Wade was taking no chances on getting the extra point and relied on a bit of deception to make sure the kick went good. As Alabama got set for the play, running back and signal caller Emile Barnes stood up and yelled "Signals off!" Stanford’s players took this to mean Alabama was going to reset for the play and relaxed for a moment. Instead, Crimson Tide center Gordon "Sherlock" Holmes snapped the ball, Winslett placed it on the ground and kicker Herschel Caldwell put it through the uprights to tie the game at 7-7.
On the following possession, Stanford started at their own 22-yard-line but only had time to get off two plays. With no overtime the final score stood 7-7. The game would be the final Rose Bowl to conclude with a tie and the outcome resulted in Alabama and Stanford sharing the National Champion title.
Stanford returned to Pasadena the next year to face the University of Pittsburgh. The Cardinal edged the Panthers 7-6 to give Warner his only Rose Bowl victory. Although Alabama would not return to the Rose Bowl for another four years, the two successive New Year’s Day contests had cemented the program’s future. The Crimson Tide was now a household name across the country and that brought greater attention to both the football team and the university itself.
In addition, the proceeds from the two Rose Bowl games helped pay the $150,000 cost to construct Alabama’s own football stadium. On Sept. 28, 1929 the school opened the 12,000-seat Denny Stadium – named for the University’s president George Hutchenson Denny.

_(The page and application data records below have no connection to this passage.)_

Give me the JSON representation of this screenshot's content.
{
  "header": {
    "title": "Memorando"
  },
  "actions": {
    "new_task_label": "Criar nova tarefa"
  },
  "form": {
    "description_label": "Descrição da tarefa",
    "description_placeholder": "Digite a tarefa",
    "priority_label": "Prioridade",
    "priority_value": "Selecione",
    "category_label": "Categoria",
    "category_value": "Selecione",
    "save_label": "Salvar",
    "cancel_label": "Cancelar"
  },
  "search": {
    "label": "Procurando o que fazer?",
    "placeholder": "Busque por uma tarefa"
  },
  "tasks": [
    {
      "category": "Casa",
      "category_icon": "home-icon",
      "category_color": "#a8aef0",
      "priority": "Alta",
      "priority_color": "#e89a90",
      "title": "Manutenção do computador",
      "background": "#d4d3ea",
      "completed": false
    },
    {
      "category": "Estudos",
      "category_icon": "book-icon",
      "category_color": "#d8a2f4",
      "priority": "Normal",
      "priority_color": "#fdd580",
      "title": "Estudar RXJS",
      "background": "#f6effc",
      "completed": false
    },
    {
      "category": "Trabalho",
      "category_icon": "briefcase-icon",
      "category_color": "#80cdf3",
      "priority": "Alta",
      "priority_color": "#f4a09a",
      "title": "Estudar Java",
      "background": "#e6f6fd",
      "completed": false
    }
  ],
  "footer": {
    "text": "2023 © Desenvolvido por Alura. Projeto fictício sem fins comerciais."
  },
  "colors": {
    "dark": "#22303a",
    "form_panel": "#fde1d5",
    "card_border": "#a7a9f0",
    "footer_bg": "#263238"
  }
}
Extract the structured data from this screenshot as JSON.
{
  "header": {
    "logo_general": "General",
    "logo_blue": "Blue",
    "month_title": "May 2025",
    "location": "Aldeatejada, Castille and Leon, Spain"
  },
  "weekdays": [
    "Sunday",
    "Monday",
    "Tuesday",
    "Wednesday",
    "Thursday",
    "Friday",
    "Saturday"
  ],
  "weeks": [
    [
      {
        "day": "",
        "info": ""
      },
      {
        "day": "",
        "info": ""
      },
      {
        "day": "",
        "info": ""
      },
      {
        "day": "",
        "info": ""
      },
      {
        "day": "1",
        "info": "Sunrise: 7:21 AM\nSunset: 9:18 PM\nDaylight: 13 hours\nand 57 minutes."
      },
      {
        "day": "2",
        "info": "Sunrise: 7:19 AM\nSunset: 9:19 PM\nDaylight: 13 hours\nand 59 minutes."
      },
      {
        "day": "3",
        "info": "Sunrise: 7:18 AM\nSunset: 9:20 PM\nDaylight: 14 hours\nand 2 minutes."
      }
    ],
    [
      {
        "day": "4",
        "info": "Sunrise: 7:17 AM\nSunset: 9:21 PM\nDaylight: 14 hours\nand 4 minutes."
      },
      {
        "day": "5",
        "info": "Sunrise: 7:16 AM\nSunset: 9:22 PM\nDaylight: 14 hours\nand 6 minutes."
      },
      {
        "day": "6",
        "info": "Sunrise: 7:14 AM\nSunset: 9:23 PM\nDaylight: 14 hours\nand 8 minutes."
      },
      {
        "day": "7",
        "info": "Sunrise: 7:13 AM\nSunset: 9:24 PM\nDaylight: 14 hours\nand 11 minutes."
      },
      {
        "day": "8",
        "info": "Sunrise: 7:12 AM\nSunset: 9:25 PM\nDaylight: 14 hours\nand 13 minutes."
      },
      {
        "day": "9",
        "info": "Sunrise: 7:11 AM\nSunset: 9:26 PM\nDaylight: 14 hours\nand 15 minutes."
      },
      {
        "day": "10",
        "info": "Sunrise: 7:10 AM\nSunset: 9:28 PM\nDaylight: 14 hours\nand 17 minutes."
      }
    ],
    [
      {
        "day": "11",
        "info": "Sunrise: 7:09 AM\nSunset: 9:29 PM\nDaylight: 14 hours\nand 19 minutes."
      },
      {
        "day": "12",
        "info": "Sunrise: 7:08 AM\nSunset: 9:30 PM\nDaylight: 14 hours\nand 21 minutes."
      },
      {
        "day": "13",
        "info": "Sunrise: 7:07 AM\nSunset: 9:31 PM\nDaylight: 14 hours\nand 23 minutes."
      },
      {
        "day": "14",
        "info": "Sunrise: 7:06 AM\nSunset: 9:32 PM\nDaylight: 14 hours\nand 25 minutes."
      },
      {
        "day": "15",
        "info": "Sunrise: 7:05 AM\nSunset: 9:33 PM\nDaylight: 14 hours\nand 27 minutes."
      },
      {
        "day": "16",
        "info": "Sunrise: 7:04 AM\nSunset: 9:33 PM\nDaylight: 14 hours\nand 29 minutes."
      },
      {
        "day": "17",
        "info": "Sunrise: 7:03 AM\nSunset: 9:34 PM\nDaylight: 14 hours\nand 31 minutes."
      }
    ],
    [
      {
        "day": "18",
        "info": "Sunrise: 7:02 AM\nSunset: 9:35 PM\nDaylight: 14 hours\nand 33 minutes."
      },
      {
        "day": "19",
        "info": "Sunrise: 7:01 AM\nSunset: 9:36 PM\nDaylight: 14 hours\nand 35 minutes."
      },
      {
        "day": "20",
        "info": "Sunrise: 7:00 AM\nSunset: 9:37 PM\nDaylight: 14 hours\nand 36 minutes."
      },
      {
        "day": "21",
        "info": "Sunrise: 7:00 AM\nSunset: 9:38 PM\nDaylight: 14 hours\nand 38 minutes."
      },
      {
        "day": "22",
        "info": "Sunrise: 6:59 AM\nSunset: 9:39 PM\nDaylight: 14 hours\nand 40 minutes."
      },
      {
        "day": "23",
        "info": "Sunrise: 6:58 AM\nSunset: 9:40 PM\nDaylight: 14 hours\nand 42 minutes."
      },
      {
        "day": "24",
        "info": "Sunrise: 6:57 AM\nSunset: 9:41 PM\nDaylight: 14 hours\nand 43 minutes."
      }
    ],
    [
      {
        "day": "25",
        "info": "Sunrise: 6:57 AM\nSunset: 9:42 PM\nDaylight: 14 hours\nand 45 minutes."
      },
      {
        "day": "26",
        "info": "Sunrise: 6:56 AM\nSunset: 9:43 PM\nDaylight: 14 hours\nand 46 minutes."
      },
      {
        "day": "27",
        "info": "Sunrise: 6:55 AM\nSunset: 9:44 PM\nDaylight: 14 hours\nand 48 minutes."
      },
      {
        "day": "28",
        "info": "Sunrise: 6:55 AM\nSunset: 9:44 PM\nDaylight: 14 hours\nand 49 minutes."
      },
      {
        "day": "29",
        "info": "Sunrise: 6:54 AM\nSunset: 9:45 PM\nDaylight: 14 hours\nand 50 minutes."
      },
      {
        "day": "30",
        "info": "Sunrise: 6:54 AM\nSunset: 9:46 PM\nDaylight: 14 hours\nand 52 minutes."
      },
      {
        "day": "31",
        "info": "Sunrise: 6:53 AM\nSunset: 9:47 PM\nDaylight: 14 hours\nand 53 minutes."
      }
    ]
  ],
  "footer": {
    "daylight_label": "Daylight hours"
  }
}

Perhaps the most important impact of the 1927 Rose Bowl for Alabama’s football program went completely unnoticed at the time. In rural Arkansas, a 13-year-old boy listened to the historic broadcast of the game on the radio and heard the siren call of his destiny.
"I never imagined anything could be that exciting," recalled Paul W. Bryant years later. "I still didn’t have much of an idea what football was, but after listening to that game, I had it in my mind I wanted to go Alabama and play in the Rose Bowl."
A version of this article first appeared on Roll Bama Roll.